What lines in the records below contain the string "used"? Copy every one.

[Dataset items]
----------------

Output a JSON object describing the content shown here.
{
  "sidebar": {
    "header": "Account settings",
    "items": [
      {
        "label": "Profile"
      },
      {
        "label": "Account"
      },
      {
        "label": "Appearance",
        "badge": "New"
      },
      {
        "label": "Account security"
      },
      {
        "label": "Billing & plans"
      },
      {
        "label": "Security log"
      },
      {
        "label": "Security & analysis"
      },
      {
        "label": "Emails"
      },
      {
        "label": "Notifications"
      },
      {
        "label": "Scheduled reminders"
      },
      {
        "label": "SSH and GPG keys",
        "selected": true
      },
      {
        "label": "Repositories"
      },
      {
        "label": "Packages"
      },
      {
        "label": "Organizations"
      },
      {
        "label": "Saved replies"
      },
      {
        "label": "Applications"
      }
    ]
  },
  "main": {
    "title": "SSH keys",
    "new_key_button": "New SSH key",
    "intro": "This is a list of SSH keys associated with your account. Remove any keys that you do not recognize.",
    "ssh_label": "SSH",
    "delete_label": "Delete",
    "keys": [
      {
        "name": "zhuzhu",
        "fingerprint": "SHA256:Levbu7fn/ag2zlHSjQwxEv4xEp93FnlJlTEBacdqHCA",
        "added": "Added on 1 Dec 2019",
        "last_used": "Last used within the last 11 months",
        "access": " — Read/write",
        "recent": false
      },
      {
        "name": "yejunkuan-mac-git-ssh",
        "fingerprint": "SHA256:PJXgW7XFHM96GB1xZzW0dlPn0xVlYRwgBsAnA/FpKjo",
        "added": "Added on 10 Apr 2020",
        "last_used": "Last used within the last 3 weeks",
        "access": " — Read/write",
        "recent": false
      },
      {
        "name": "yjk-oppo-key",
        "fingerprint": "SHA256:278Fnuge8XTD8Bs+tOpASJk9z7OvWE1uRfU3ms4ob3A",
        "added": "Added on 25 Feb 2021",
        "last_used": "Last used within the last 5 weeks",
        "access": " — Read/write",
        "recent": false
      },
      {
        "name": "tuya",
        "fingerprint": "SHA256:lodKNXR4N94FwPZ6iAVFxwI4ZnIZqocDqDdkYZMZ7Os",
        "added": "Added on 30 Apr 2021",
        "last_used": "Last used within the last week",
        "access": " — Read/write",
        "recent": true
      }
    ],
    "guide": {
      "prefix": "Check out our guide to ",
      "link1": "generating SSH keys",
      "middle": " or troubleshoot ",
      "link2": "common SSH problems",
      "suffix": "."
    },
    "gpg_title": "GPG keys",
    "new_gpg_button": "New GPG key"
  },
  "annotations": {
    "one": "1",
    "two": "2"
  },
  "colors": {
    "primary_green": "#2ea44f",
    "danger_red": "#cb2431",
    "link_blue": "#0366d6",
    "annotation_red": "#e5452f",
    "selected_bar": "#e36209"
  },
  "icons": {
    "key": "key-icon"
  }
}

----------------

Answer area ::
        "last_used": "Last used within the last 11 months",
        "last_used": "Last used within the last 3 weeks",
        "last_used": "Last used within the last 5 weeks",
        "last_used": "Last used within the last week",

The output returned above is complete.